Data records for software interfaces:
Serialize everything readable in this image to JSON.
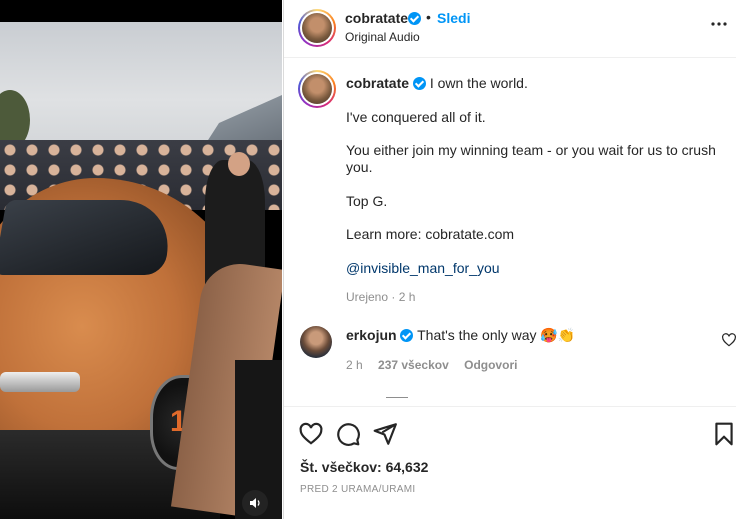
{
  "post": {
    "author": "cobratate",
    "follow_label": "Sledi",
    "dot": "•",
    "audio": "Original Audio",
    "more_label": "•••"
  },
  "caption": {
    "author": "cobratate",
    "line1": "I own the world.",
    "line2": "I've conquered all of it.",
    "line3": "You either join my winning team - or you wait for us to crush you.",
    "line4": "Top G.",
    "line5": "Learn more: cobratate.com",
    "mention": "@invisible_man_for_you",
    "edited": "Urejeno",
    "edited_dot": "·",
    "edited_time": "2 h"
  },
  "comment": {
    "author": "erkojun",
    "text": "That's the only way",
    "emoji": "🥵👏",
    "time": "2 h",
    "likes": "237 všeckov",
    "reply": "Odgovori"
  },
  "engagement": {
    "likes_label": "Št. všečkov: 64,632",
    "time_ago": "PRED 2 URAMA/URAMI"
  },
  "icons": [
    "verified-badge",
    "more-icon",
    "heart-icon",
    "comment-icon",
    "share-icon",
    "bookmark-icon",
    "sound-icon"
  ],
  "colors": {
    "accent": "#0095f6",
    "text": "#262626",
    "muted": "#8e8e8e",
    "mention": "#00376b"
  }
}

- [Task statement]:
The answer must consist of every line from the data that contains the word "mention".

- [Answer section]:
    "mention": "@invisible_man_for_you",
    "mention": "#00376b"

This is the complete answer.